For me, Last Pictures is a project about how social and political relationships become fixed temporally – even inscribed into the earth itself for potentially millions of billions of years. For instance, the rise of industrial capitalism meant rearranging the chemical composition of the atmosphere through burning coal. The effects of that environmental alteration will play out over hundreds of thousands of years. But the human ability to have an ethical relationship to the interventions we make on the planet is constrained by the length of our lifetime, or what we can imagine the limit to a family might be. It could also be the temporal constraints built into an economic or political system, such as term limits or capitalist turnover cycles. What we think of as banal ways of organizing time have put profound constraints on how we act conscientiously. Climate change is a perfect example of this. Political institutions are not up to the task of being able to deal with it, because there is very little to be gained by working on a project that might only be realized 20 years from now. With the current political cycles, you’d have to give something up. You pay a price for something you will never benefit from. The time scales humans are intervening on are out of sync with the time scales we are organizing our societies from. We are not even able to imagine the time scales we are interfering with. We produce something like nuclear waste that basically marks a place on the Earth as a place of death hundreds of thousands of years into the future. Humans haven’t even been around for hundreds of thousands of years, right, so what is that?

So Last Pictures was about presenting this contradiction. And this is a topic a lot of people have been thinking about lately, but that’s a contradiction in itself because by nature it is impossible to think through. With Last Pictures, you can only have notional points of entry of trying to grasp these kinds of questions. It was a really intense process for us. I actually think we ended up in a really weird place at the end of it, like the exact opposite of where I expected to go…

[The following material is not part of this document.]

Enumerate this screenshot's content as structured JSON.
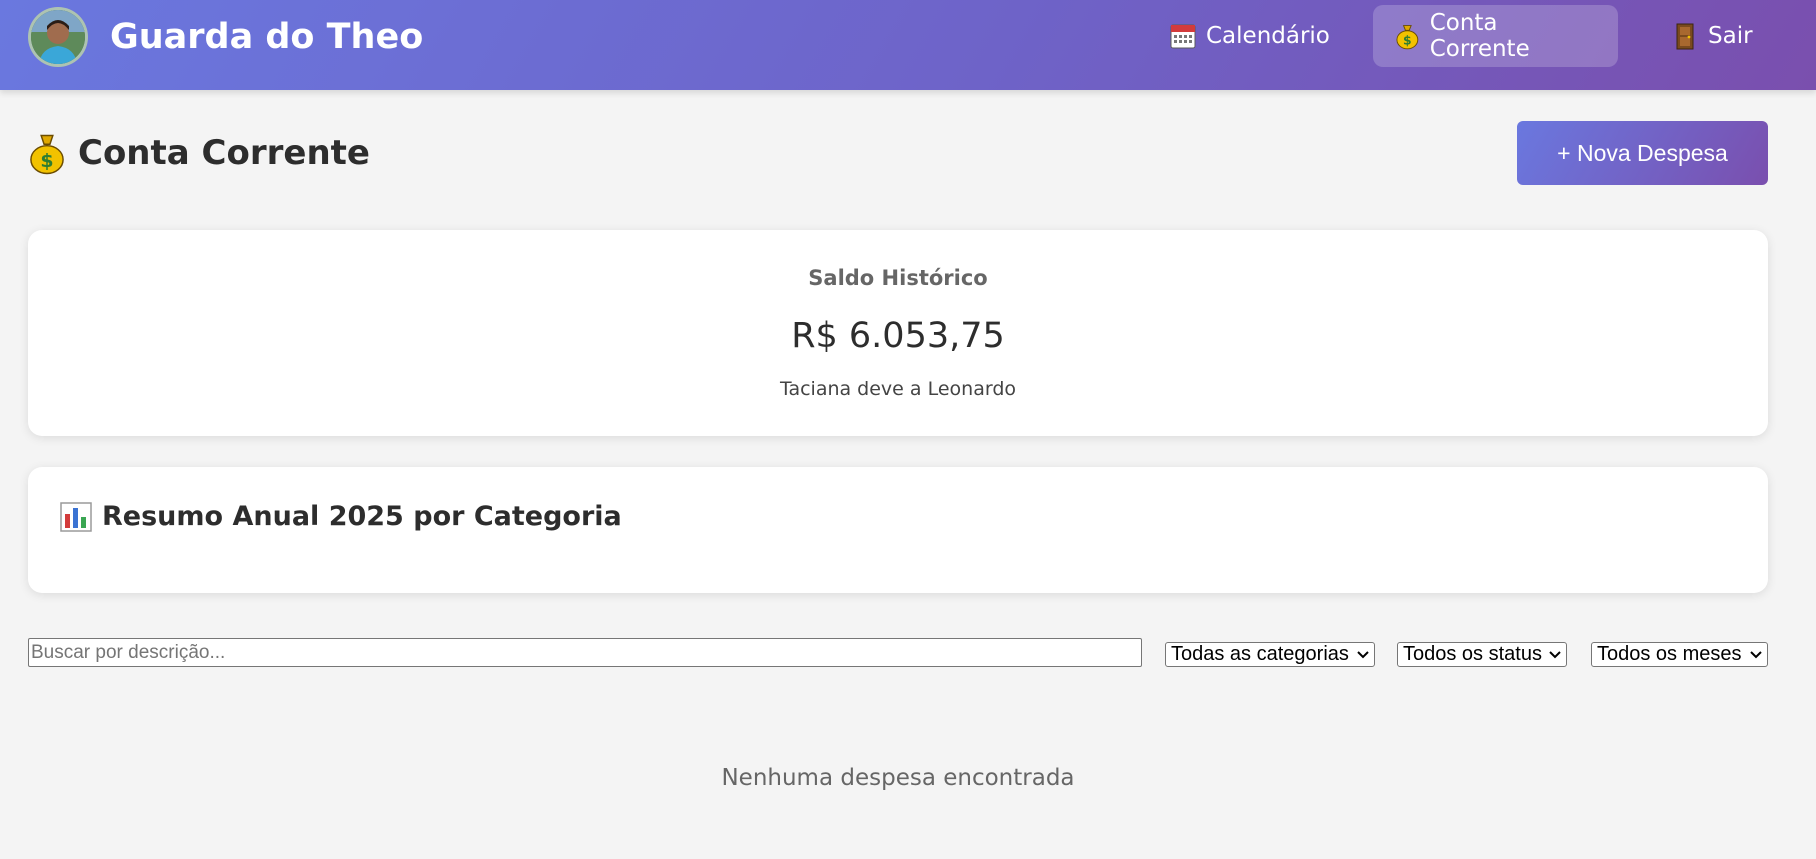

Trevor Paglen in our new issue mono.kultur #44


Hello 2018 & nice to meet you!


Goodbye 2017 – it was fun & what a year. Let’s do it all again! Have a good start into 2018 & guten Rutsch!